For the first time, this book tells some of the wonderful stories of the many amazing Award winners and chronicles the shifting cultural landscape in Australia over the last 30 years. The Awards have recognised and celebrated many of Australia’s greatest artists, arts organisations and facilitators and are one of the richest and most coveted Awards in the performing arts in Australia.
As Michael Shmith states in his foreward: “through the history of the Awards and the stories of the individuals, froups and facilitators luck enough to have received them, it is fascinating to chart the shifting cultural terrain of the past 30 years. The songlines are clearly defined.”
“While some people and organisations have gone to God or to the gods, others continue to thrive. And, best of all, the matrix is still being formed. It will be intriguing, in another 30 years, to see the contributions and the changes,” says Shmith.
The inaugural individual winner in 1984 was noted poet and playwright and Indigenous rights campaigner, Jack Davis AM OBE BEM; and from there it has been awarded to array of artists across the spectrum – director Neil Armfield AO (1988); choreographer Meryl Tankard (1992); actor Geoffrey Rush AC (1993); Soprano Lisa Gasteen AO (2002); multi-talented performer Eddie Perfect (2011); and companies – Circus Oz (1984); Chamber Made Opera (1991); Legs on the Wall (1994); NORPA (2001); Back to Back Theatre (2005); Big hART (2008); CIRCA (2013) and many others.
“We are immensely proud of what we have achieved in directly supporting the arts over the last 30 year and this book helps us look back and reflect upon our performing arts history”, says Carrillo Gantner AO, Chair of the Sidney Myer Fund.
“I encourage you, to use this book as a starting point for your exploration of Australian performing arts. I hope it inspires you to go out and buy a ticket to one of their shows – we can all experience the laughter and tears that spring from the artists’ high-octane creativity. We live in a country with a very rich and diverse performing arts scene; it is ours to enjoy, celebrate and support.”

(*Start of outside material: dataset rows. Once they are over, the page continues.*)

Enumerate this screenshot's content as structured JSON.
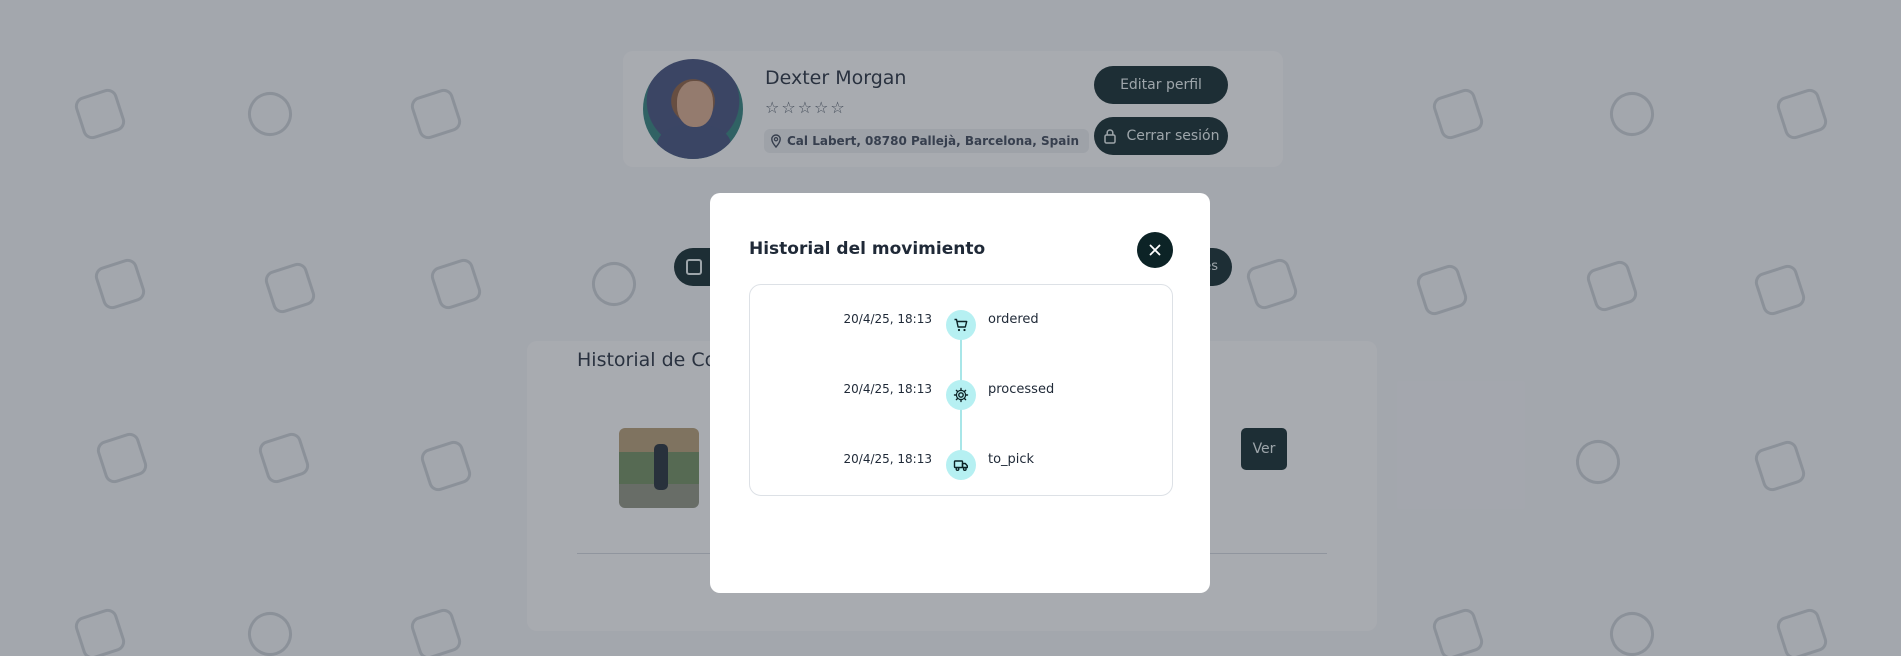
{
  "profile": {
    "name": "Dexter Morgan",
    "rating_stars": [
      "☆",
      "☆",
      "☆",
      "☆",
      "☆"
    ],
    "location": "Cal Labert, 08780 Pallejà, Barcelona, Spain",
    "edit_label": "Editar perfil",
    "logout_label": "Cerrar sesión"
  },
  "nav": {
    "tail_text": "es"
  },
  "purchases": {
    "title_visible": "Historial de Co",
    "view_label": "Ver"
  },
  "modal": {
    "title": "Historial del movimiento",
    "timeline": [
      {
        "date": "20/4/25, 18:13",
        "status": "ordered",
        "icon": "cart-icon"
      },
      {
        "date": "20/4/25, 18:13",
        "status": "processed",
        "icon": "gear-icon"
      },
      {
        "date": "20/4/25, 18:13",
        "status": "to_pick",
        "icon": "truck-icon"
      }
    ]
  },
  "colors": {
    "primary_dark": "#0c2326",
    "timeline_accent": "#b6f0f2",
    "overlay": "rgba(55,63,75,0.42)"
  }
}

The Sidney Myer Performing Arts Awards has one of the longest uninterrupted histories of Australian performing arts prizes, and the excellence for which they stand only grows higher as the list of winners grows longer.
“In terms of relevance to me, [this] is probably the most significant Award I have received during my career, both in terms of the opportunities it gave me at a particularly critical time, the recognition it gave me, and the pride I felt in receiving such an Award. It really boosted my confidence,” said Lucy Guerin – Recipient of the 2000 Individual Award.
“I learned … a long time ago when starting out, that if I wanted to be a creative person, a performer, an artist, I would have to do a lot of the work myself,” said Paul Capsis – Recipient of the 2010 Individual Award. “That’s why the Sidney Myer Fund Award has really been the most important to me … It was a great acknowledgement of the work I had achieved so far.”
The Sidney Myer Performing Arts Awards were established in 1984 by the Trustees of the Sidney Myer Fund, to commemorate the 50th anniversary of the death of Sidney Myer, a passionate advocate and great friend to the arts. The Trustees of the Sidney Myer Foundation believe that real achievement should be recognised and rewarded. To date they have awarded well over $3 million.
A History of the Sidney Myer Performing Arts Awards has been published by the Sidney Myer Fund.
Image: Helen Noonan in Chamber Made Opera’s production of Recital – photo by Jeff Busby